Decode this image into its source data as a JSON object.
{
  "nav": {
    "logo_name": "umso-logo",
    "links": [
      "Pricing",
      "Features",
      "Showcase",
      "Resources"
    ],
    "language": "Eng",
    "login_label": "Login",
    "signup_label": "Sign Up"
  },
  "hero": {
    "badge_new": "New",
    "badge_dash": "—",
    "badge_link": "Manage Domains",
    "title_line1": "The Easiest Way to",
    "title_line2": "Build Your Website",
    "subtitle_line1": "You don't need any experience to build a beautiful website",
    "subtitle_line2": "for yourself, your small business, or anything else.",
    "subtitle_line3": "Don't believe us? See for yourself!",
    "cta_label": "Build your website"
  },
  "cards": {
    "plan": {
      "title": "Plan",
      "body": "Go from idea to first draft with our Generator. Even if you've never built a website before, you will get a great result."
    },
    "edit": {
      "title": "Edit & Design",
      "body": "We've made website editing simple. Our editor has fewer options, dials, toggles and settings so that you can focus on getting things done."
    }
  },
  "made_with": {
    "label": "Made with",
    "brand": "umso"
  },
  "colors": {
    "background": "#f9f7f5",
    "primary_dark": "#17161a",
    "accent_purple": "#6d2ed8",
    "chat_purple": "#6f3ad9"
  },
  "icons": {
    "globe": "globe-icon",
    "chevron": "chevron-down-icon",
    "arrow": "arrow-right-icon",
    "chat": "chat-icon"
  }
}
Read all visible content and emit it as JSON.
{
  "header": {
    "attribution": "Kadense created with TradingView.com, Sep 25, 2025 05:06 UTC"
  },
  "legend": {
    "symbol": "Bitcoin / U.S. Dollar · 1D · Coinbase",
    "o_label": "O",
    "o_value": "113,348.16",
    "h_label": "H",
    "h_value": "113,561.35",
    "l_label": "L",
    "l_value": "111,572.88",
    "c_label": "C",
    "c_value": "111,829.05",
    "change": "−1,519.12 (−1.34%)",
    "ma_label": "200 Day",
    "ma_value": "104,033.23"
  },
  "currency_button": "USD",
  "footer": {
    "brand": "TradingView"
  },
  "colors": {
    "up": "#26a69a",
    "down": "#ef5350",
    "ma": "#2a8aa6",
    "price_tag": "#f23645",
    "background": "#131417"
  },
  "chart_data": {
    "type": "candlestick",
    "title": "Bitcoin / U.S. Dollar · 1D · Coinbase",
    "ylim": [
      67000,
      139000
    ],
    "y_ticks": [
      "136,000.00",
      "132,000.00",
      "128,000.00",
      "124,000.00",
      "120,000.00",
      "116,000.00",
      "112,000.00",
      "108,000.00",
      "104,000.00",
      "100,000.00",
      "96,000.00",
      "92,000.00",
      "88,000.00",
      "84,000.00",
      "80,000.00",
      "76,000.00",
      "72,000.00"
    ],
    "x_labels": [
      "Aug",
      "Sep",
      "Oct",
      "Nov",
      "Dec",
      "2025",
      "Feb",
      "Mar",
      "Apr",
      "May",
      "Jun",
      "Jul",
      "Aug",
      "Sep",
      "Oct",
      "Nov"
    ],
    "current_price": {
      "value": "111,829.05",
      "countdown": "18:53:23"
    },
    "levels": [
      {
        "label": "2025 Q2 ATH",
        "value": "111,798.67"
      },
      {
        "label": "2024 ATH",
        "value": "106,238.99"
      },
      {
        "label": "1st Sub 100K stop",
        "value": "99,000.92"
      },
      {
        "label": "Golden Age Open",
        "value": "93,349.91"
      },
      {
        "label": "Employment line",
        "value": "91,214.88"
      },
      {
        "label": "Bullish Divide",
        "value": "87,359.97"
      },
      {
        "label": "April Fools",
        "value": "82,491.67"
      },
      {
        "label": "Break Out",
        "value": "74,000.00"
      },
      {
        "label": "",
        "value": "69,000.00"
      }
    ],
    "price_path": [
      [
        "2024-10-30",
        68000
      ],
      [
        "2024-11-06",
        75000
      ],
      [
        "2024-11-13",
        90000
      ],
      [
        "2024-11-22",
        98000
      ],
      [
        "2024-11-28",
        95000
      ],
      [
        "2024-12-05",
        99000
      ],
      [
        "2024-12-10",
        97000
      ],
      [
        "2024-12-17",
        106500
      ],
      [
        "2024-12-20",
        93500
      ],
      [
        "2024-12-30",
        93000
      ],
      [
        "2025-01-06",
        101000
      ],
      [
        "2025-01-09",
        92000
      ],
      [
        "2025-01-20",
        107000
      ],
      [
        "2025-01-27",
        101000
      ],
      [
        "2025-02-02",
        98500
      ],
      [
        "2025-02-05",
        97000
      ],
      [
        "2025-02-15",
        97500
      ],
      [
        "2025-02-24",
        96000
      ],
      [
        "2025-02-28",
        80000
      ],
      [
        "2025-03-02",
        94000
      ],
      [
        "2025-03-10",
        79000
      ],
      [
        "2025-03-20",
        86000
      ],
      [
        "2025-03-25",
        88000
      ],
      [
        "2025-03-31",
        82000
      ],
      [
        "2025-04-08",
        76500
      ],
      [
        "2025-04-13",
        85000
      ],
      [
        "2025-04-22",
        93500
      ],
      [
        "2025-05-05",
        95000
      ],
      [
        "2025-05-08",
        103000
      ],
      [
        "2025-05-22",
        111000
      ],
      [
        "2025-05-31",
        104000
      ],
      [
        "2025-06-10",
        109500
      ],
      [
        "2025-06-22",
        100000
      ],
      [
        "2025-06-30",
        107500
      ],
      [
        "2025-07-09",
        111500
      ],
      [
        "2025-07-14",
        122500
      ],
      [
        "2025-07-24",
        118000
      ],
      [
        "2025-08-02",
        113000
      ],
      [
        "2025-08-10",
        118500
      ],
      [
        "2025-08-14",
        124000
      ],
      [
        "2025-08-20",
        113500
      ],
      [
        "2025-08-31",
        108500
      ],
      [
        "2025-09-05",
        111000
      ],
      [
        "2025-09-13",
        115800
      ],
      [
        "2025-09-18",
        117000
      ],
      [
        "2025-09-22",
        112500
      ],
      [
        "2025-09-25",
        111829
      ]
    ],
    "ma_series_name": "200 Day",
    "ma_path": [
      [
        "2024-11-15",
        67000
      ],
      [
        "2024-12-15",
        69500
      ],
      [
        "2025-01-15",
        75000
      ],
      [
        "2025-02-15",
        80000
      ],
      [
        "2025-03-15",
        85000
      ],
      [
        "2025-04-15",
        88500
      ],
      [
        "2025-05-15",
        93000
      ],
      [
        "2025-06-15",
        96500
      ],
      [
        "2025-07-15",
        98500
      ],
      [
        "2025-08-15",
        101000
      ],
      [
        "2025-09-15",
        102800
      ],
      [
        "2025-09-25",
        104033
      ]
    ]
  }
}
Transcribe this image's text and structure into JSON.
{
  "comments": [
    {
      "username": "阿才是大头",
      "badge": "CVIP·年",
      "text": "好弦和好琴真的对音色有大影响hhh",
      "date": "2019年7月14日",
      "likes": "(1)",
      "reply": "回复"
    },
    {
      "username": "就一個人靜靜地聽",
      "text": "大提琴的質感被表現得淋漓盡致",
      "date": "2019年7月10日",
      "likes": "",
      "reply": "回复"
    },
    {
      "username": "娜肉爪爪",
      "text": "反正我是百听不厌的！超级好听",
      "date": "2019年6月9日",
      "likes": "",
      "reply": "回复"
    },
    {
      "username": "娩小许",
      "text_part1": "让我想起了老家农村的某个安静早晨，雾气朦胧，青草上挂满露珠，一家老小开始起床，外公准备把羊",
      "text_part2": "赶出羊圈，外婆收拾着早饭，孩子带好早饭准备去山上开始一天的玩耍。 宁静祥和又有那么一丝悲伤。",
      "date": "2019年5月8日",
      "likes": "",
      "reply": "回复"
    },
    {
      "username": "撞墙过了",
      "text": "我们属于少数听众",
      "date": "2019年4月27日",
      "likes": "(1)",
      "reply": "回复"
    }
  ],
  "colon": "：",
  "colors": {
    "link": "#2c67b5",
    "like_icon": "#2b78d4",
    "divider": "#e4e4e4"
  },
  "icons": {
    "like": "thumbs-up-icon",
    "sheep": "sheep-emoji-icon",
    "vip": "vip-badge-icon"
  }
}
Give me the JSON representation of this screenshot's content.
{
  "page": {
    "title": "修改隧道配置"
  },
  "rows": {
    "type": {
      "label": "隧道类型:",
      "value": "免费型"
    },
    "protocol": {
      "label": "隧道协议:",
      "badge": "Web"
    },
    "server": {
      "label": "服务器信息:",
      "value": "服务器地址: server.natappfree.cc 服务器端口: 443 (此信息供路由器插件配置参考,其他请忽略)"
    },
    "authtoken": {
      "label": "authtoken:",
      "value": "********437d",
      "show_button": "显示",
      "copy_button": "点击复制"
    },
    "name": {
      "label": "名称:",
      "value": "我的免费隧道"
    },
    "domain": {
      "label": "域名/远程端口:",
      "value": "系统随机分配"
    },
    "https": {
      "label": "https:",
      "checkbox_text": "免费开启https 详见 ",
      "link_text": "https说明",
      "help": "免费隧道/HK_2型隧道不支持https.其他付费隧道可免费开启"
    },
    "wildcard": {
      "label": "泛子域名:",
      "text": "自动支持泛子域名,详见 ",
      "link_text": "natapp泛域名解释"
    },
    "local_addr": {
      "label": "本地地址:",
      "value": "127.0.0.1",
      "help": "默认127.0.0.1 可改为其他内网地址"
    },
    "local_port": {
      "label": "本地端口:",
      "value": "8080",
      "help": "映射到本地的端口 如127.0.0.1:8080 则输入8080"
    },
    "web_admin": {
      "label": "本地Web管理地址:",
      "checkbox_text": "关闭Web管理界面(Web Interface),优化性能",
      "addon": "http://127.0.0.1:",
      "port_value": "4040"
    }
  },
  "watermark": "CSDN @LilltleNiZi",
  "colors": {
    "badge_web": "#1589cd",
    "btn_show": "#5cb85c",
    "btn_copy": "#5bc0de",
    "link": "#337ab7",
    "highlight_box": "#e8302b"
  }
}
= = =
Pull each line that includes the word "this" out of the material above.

Decode this image into its source data as a JSON object.
Transcribe this image's text and structure into JSON.
Give me the JSON representation of this screenshot's content.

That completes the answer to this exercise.